Set down the full listing that follows, word for word.

----

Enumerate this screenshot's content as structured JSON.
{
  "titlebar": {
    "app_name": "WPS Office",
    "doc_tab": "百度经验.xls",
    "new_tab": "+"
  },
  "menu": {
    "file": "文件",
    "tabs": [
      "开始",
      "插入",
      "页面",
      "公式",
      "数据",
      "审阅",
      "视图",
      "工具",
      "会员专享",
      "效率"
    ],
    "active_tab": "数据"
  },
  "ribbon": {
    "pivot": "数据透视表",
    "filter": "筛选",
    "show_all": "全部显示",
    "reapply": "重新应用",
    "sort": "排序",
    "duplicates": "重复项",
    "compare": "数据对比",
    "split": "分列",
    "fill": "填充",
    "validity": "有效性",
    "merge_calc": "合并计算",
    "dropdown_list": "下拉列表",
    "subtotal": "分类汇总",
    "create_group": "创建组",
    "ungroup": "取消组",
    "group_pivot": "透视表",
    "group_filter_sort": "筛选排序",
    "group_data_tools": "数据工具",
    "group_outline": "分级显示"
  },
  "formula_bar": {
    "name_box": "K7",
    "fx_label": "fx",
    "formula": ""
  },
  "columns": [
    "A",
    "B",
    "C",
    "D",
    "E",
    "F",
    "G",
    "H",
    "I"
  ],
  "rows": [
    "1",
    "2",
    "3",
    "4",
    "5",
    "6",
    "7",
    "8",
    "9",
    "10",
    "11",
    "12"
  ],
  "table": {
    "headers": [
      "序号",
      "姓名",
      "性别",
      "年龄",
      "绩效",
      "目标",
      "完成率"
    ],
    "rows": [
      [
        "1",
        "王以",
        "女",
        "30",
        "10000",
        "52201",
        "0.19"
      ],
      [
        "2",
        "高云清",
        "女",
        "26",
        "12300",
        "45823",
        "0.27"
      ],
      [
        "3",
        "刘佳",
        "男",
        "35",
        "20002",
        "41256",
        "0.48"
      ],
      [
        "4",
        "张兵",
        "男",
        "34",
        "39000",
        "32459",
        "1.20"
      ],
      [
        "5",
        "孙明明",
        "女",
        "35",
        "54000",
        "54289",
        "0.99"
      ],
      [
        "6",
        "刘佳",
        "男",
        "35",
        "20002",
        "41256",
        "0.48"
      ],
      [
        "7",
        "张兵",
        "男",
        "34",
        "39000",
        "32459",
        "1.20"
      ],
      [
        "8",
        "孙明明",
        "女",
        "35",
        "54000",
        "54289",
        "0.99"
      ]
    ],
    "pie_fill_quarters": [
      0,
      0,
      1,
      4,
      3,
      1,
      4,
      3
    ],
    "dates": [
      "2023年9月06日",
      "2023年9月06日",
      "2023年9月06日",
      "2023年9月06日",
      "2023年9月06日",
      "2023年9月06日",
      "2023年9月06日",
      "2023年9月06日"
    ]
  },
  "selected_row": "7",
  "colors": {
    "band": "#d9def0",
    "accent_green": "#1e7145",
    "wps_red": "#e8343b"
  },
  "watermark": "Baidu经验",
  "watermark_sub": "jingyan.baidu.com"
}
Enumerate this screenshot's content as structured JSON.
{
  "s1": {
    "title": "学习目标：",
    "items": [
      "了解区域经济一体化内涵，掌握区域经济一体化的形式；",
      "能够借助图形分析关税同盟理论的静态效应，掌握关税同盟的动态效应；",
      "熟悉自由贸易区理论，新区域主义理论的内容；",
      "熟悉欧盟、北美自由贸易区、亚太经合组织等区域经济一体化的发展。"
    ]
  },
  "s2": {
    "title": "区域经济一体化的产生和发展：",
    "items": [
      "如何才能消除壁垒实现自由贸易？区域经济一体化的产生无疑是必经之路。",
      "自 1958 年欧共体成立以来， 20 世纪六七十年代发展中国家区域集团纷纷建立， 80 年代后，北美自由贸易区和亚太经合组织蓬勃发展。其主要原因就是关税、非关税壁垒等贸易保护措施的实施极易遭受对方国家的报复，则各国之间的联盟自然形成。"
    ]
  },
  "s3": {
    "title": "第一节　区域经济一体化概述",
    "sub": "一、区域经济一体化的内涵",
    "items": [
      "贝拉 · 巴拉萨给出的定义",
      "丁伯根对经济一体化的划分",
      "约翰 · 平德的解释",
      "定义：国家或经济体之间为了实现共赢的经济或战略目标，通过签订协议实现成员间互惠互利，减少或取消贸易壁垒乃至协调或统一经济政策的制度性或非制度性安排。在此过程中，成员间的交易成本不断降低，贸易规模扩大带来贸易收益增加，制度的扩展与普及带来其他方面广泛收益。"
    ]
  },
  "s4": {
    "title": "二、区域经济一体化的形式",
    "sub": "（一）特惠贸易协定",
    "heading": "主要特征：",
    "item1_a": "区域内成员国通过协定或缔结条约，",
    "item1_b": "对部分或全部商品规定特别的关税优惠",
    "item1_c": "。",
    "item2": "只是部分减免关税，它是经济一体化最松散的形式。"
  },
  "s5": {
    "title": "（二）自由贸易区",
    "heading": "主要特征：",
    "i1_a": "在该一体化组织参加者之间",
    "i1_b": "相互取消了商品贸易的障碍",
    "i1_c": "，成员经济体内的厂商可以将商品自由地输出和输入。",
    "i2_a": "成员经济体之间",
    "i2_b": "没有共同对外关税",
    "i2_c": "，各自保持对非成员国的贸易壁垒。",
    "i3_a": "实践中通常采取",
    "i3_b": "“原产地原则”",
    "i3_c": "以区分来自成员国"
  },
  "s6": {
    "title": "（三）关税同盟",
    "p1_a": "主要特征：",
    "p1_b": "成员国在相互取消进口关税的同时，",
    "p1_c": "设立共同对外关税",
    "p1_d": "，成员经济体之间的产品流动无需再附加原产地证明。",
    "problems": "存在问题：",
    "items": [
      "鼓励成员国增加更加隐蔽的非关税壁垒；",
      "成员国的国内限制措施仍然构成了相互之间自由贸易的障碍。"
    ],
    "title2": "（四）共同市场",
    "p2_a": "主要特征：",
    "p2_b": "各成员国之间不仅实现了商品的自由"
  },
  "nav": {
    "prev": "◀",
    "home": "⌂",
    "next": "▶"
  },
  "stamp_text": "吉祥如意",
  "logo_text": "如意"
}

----

Response to the exercise:
Enumerate this screenshot's content as structured JSON.
{
  "titlebar": {
    "app_name": "WPS Office",
    "doc_tab": "百度经验.xls",
    "new_tab": "+"
  },
  "menu": {
    "file": "文件",
    "tabs": [
      "开始",
      "插入",
      "页面",
      "公式",
      "数据",
      "审阅",
      "视图",
      "工具",
      "会员专享",
      "效率"
    ],
    "active_tab": "数据"
  },
  "ribbon": {
    "pivot": "数据透视表",
    "filter": "筛选",
    "show_all": "全部显示",
    "reapply": "重新应用",
    "sort": "排序",
    "duplicates": "重复项",
    "compare": "数据对比",
    "split": "分列",
    "fill": "填充",
    "validity": "有效性",
    "merge_calc": "合并计算",
    "dropdown_list": "下拉列表",
    "subtotal": "分类汇总",
    "create_group": "创建组",
    "ungroup": "取消组",
    "group_pivot": "透视表",
    "group_filter_sort": "筛选排序",
    "group_data_tools": "数据工具",
    "group_outline": "分级显示"
  },
  "formula_bar": {
    "name_box": "K7",
    "fx_label": "fx",
    "formula": ""
  },
  "columns": [
    "A",
    "B",
    "C",
    "D",
    "E",
    "F",
    "G",
    "H",
    "I"
  ],
  "rows": [
    "1",
    "2",
    "3",
    "4",
    "5",
    "6",
    "7",
    "8",
    "9",
    "10",
    "11",
    "12"
  ],
  "table": {
    "headers": [
      "序号",
      "姓名",
      "性别",
      "年龄",
      "绩效",
      "目标",
      "完成率"
    ],
    "rows": [
      [
        "1",
        "王以",
        "女",
        "30",
        "10000",
        "52201",
        "0.19"
      ],
      [
        "2",
        "高云清",
        "女",
        "26",
        "12300",
        "45823",
        "0.27"
      ],
      [
        "3",
        "刘佳",
        "男",
        "35",
        "20002",
        "41256",
        "0.48"
      ],
      [
        "4",
        "张兵",
        "男",
        "34",
        "39000",
        "32459",
        "1.20"
      ],
      [
        "5",
        "孙明明",
        "女",
        "35",
        "54000",
        "54289",
        "0.99"
      ],
      [
        "6",
        "刘佳",
        "男",
        "35",
        "20002",
        "41256",
        "0.48"
      ],
      [
        "7",
        "张兵",
        "男",
        "34",
        "39000",
        "32459",
        "1.20"
      ],
      [
        "8",
        "孙明明",
        "女",
        "35",
        "54000",
        "54289",
        "0.99"
      ]
    ],
    "pie_fill_quarters": [
      0,
      0,
      1,
      4,
      3,
      1,
      4,
      3
    ],
    "dates": [
      "2023年9月06日",
      "2023年9月06日",
      "2023年9月06日",
      "2023年9月06日",
      "2023年9月06日",
      "2023年9月06日",
      "2023年9月06日",
      "2023年9月06日"
    ]
  },
  "selected_row": "7",
  "colors": {
    "band": "#d9def0",
    "accent_green": "#1e7145",
    "wps_red": "#e8343b"
  },
  "watermark": "Baidu经验",
  "watermark_sub": "jingyan.baidu.com"
}
Enumerate this screenshot's content as structured JSON.
{
  "s1": {
    "title": "学习目标：",
    "items": [
      "了解区域经济一体化内涵，掌握区域经济一体化的形式；",
      "能够借助图形分析关税同盟理论的静态效应，掌握关税同盟的动态效应；",
      "熟悉自由贸易区理论，新区域主义理论的内容；",
      "熟悉欧盟、北美自由贸易区、亚太经合组织等区域经济一体化的发展。"
    ]
  },
  "s2": {
    "title": "区域经济一体化的产生和发展：",
    "items": [
      "如何才能消除壁垒实现自由贸易？区域经济一体化的产生无疑是必经之路。",
      "自 1958 年欧共体成立以来， 20 世纪六七十年代发展中国家区域集团纷纷建立， 80 年代后，北美自由贸易区和亚太经合组织蓬勃发展。其主要原因就是关税、非关税壁垒等贸易保护措施的实施极易遭受对方国家的报复，则各国之间的联盟自然形成。"
    ]
  },
  "s3": {
    "title": "第一节　区域经济一体化概述",
    "sub": "一、区域经济一体化的内涵",
    "items": [
      "贝拉 · 巴拉萨给出的定义",
      "丁伯根对经济一体化的划分",
      "约翰 · 平德的解释",
      "定义：国家或经济体之间为了实现共赢的经济或战略目标，通过签订协议实现成员间互惠互利，减少或取消贸易壁垒乃至协调或统一经济政策的制度性或非制度性安排。在此过程中，成员间的交易成本不断降低，贸易规模扩大带来贸易收益增加，制度的扩展与普及带来其他方面广泛收益。"
    ]
  },
  "s4": {
    "title": "二、区域经济一体化的形式",
    "sub": "（一）特惠贸易协定",
    "heading": "主要特征：",
    "item1_a": "区域内成员国通过协定或缔结条约，",
    "item1_b": "对部分或全部商品规定特别的关税优惠",
    "item1_c": "。",
    "item2": "只是部分减免关税，它是经济一体化最松散的形式。"
  },
  "s5": {
    "title": "（二）自由贸易区",
    "heading": "主要特征：",
    "i1_a": "在该一体化组织参加者之间",
    "i1_b": "相互取消了商品贸易的障碍",
    "i1_c": "，成员经济体内的厂商可以将商品自由地输出和输入。",
    "i2_a": "成员经济体之间",
    "i2_b": "没有共同对外关税",
    "i2_c": "，各自保持对非成员国的贸易壁垒。",
    "i3_a": "实践中通常采取",
    "i3_b": "“原产地原则”",
    "i3_c": "以区分来自成员国"
  },
  "s6": {
    "title": "（三）关税同盟",
    "p1_a": "主要特征：",
    "p1_b": "成员国在相互取消进口关税的同时，",
    "p1_c": "设立共同对外关税",
    "p1_d": "，成员经济体之间的产品流动无需再附加原产地证明。",
    "problems": "存在问题：",
    "items": [
      "鼓励成员国增加更加隐蔽的非关税壁垒；",
      "成员国的国内限制措施仍然构成了相互之间自由贸易的障碍。"
    ],
    "title2": "（四）共同市场",
    "p2_a": "主要特征：",
    "p2_b": "各成员国之间不仅实现了商品的自由"
  },
  "nav": {
    "prev": "◀",
    "home": "⌂",
    "next": "▶"
  },
  "stamp_text": "吉祥如意",
  "logo_text": "如意"
}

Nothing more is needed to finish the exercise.